[Task directions]: Working through the entries below, find how many lines include the string "Memory"; give only that number.
===============
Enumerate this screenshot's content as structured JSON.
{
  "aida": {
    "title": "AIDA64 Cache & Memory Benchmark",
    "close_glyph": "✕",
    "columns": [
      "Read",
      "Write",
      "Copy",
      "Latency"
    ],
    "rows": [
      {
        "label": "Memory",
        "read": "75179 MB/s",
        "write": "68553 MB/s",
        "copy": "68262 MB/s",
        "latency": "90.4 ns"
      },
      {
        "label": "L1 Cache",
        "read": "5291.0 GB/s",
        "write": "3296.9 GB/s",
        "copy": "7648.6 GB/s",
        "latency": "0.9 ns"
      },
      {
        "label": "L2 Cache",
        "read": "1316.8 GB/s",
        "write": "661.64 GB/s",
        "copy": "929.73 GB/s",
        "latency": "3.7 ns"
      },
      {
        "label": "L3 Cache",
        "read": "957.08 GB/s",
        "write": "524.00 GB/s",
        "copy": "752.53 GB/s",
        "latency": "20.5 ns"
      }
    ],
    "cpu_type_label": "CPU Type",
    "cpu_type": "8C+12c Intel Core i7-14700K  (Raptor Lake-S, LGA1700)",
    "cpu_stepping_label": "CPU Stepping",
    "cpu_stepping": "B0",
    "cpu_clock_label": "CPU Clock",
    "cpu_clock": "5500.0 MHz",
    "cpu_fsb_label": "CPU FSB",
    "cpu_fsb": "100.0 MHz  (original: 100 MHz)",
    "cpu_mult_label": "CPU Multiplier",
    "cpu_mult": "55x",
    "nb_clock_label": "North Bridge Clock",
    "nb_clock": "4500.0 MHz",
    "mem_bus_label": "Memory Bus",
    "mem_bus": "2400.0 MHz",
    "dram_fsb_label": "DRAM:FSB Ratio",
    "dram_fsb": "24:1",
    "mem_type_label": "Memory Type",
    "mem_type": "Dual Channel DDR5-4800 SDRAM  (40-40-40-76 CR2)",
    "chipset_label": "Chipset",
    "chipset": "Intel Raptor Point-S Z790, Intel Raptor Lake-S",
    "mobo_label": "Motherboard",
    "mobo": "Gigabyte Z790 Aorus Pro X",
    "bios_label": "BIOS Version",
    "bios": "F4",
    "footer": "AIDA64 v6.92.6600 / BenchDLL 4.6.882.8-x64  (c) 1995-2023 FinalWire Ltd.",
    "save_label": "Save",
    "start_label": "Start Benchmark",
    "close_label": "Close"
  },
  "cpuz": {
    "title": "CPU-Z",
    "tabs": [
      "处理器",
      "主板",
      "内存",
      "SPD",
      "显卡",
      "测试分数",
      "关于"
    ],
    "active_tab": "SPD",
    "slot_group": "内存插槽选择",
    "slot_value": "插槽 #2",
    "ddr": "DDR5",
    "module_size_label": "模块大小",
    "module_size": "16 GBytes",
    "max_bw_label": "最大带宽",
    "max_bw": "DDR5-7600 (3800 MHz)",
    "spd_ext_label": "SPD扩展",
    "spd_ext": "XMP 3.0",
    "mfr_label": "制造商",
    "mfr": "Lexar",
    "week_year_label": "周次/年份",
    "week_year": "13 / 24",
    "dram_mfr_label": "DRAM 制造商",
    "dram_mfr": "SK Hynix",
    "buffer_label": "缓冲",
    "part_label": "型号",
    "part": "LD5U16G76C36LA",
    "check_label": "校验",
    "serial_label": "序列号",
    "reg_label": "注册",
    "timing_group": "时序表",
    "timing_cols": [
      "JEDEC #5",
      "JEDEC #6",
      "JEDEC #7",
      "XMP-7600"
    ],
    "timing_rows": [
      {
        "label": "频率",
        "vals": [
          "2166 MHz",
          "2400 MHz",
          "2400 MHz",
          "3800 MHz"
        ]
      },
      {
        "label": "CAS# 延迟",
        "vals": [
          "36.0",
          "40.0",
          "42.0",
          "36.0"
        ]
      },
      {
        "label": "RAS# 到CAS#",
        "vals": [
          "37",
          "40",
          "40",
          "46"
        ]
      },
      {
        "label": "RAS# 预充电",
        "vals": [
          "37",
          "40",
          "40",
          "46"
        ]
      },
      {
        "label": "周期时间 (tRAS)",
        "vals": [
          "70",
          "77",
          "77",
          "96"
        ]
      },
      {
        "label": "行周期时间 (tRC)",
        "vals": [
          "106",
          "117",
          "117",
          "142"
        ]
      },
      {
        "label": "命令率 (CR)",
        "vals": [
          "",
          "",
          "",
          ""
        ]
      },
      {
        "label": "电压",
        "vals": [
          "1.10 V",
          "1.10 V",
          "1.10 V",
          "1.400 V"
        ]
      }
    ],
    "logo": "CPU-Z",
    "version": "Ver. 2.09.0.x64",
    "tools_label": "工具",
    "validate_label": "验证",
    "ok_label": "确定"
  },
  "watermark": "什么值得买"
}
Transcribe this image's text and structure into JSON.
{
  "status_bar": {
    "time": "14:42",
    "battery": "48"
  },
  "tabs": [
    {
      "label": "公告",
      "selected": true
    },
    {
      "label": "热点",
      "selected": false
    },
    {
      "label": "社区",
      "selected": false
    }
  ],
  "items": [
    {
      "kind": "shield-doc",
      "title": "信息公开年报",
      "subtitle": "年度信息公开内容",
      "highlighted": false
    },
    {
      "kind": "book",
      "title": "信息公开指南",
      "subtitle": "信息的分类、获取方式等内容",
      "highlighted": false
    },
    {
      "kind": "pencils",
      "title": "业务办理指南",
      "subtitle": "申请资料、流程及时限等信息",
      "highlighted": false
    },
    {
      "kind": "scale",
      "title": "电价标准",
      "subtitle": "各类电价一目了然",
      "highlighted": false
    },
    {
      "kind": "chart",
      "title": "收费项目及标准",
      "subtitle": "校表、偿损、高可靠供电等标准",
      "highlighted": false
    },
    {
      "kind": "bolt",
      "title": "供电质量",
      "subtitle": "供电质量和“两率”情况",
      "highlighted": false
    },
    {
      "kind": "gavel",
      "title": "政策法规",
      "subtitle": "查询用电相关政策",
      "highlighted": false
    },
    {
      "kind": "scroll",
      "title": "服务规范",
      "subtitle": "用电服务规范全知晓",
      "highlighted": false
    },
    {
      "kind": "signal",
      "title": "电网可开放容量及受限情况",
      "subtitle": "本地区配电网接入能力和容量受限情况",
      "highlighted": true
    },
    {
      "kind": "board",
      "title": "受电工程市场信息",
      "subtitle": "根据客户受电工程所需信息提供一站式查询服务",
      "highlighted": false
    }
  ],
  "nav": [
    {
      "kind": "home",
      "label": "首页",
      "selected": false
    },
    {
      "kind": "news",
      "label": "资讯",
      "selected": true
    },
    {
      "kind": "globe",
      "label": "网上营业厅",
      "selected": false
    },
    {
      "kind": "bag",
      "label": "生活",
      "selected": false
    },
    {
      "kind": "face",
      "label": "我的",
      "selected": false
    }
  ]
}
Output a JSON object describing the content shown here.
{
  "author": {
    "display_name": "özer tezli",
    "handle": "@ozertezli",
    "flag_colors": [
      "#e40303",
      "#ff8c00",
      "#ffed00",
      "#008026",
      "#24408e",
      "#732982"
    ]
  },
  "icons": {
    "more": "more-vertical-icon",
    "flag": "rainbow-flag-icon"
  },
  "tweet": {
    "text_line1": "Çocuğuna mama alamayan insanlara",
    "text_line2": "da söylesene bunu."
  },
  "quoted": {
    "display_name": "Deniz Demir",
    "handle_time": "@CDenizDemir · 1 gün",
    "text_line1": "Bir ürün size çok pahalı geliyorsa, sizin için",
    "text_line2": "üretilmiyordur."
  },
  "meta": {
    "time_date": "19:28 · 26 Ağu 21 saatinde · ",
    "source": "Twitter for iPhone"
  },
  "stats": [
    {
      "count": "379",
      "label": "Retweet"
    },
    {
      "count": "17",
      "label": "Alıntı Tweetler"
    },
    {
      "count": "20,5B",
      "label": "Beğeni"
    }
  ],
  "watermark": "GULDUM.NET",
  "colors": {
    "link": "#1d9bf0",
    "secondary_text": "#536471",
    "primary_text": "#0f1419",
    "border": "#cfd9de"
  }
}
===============
[Response area]: 4